China escaped censure for violations of civil liberties at the annual session of the UN Human Rights Commission, which criticized the record of Indonesia, Iraq, and Cuba. In a politcally charged debate, China overcame Western condemnation with support from developing countries. The Geneva-based organization rebuked Indonesia for torture and killings in East Timor, but saved its toughest language for Iraq: "all-pervasive repression."
Humanitarian aid arrived in Tirana, Albania, as a heavily armed multinational security force took up positions in the troubled country. Meanwhile, European mediator Franz Vranitzky called for participation of southern rebels in talks about Albania's political future, but his sentiments met with immediate criticism from government officials.
Singing praises to Allah, an estimated 2 million Muslims continued to Mecca, Saudi Arabia, a day after a fire at a nearby tent city killed 217 fellow pilgrims, most of them from south Asian countries. The pilgrimage - known as Haj - is Islam's holiest duty. Condolences poured in from around the world. The blaze was caused by exploding gas cylinders, witnesses said.
Seven African nation's will review Burundi's plea to lift econmic sanctions at a meeting in Arusha, Tanzania. The trade embargo was imposed nine months ago with the aim of forcing Tutsi military ruler Pierre Buyoya to embrace democratic reforms and negotiate with Hutu rebels.
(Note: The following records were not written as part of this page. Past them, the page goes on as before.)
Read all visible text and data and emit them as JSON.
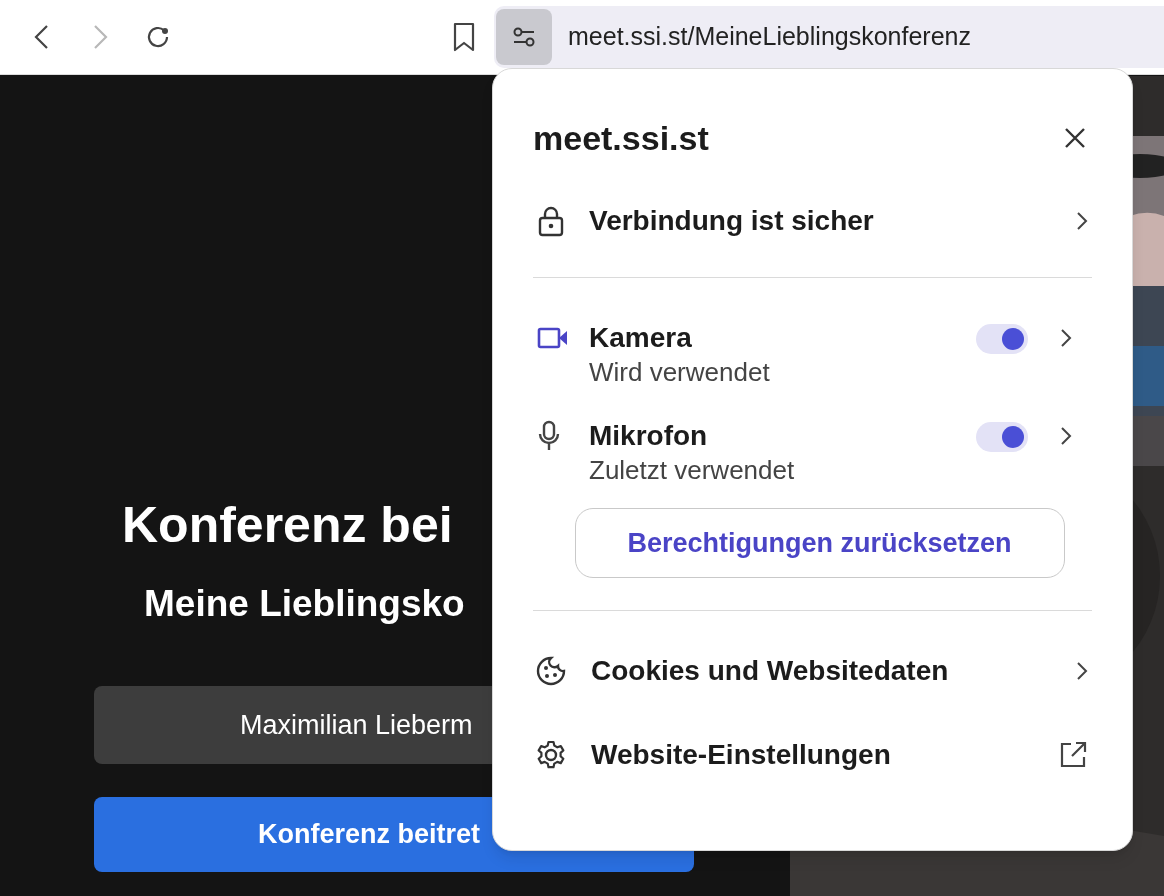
{
  "toolbar": {
    "nav": [
      {
        "kind": "back",
        "disabled": false
      },
      {
        "kind": "forward",
        "disabled": true
      },
      {
        "kind": "reload",
        "disabled": false
      }
    ],
    "address": "meet.ssi.st/MeineLieblingskonferenz"
  },
  "page": {
    "heading": "Konferenz bei",
    "subheading": "Meine Lieblingsko",
    "name_field": {
      "value": "Maximilian Lieberm"
    },
    "join_button": "Konferenz beitret"
  },
  "site_info": {
    "title": "meet.ssi.st",
    "connection": "Verbindung ist sicher",
    "permissions": [
      {
        "kind": "camera",
        "label": "Kamera",
        "status": "Wird verwendet",
        "in_use": true,
        "on": true
      },
      {
        "kind": "microphone",
        "label": "Mikrofon",
        "status": "Zuletzt verwendet",
        "in_use": false,
        "on": true
      }
    ],
    "reset_button": "Berechtigungen zurücksetzen",
    "links": [
      {
        "kind": "cookies",
        "label": "Cookies und Websitedaten"
      },
      {
        "kind": "settings",
        "label": "Website-Einstellungen"
      }
    ]
  }
}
A recent UN report said smuggling was undercutting the purpose of the sanctions.
Three masked gunmen burst into a discotheque in northern Portugal and set it ablaze with gasoline, killing 12 people and injuring 14. Police were trying to determine a motive for the attack in Amarante, near Lisbon.
"It's impressive that we have the industry on the run .... but it's a long way
to a final settlement."
- Tobacco Products Liability Project's Richard Daynard, on talks aimed at settling massive litigation against cigarette makers.
Colorado researchers and the Postal Service are working on a project that could turn unwanted junk mail in-to ethanol - an alcohol-based fuel that the service would use to power its trucks.
Two of the most successful sitcoms in television history were "Cheers" and "Roseanne." But while the former went out in style in March 1993, the latter appears likely to end more with a whimper than with a bang. ABC will air the last episode featuring controversial comedian Roseanne Barr May 20. It was the top-rated show in 1990; now it's only No. 32.
THE DAY'S LIST
Rating America's 25 Most Influential People
The most influential for 1997, as listed in the April 21 issue of Time magazine:
Tiger Woods, professional golfer
Kim Polese, Web entrepreneur
Madeleine Albright, secretary of State
US Sen. John McCain (R) of Arizona
Don Imus, radio talk show host
Henry Louis Gates Jr., Harvard Afro-American studies chairman
Robert Thurman, teacher of American Buddhism
Steve Coz, editor, National Enquirer
Richard Scaife, conservative agitator
George Soros, philanthropist
Harvey Weinstein, cochairman, Miramax Films
Chris Carter, "X-Files" creator
Lisa Schultz, fashion designer
Paul Romer, economist
Bonnie Campbell, director, US Justice Department's Violence Against Women office
Babyface Edmonds, pop musician/Grammy-winning producer
Dilbert, working-class hero
Rosie O'Donnell, comedian
Andrew Weil, alternative medicine guru
Robert Earl, CEO, Planet Hollywood
Marcia Angell, medical essayist
Michael Price, Mutual Series fund manager
Colin Powell, former chairman, Joint Chiefs of Staff
Robert Rubin, Treasury secretary
Trent Reznor, industrial rocker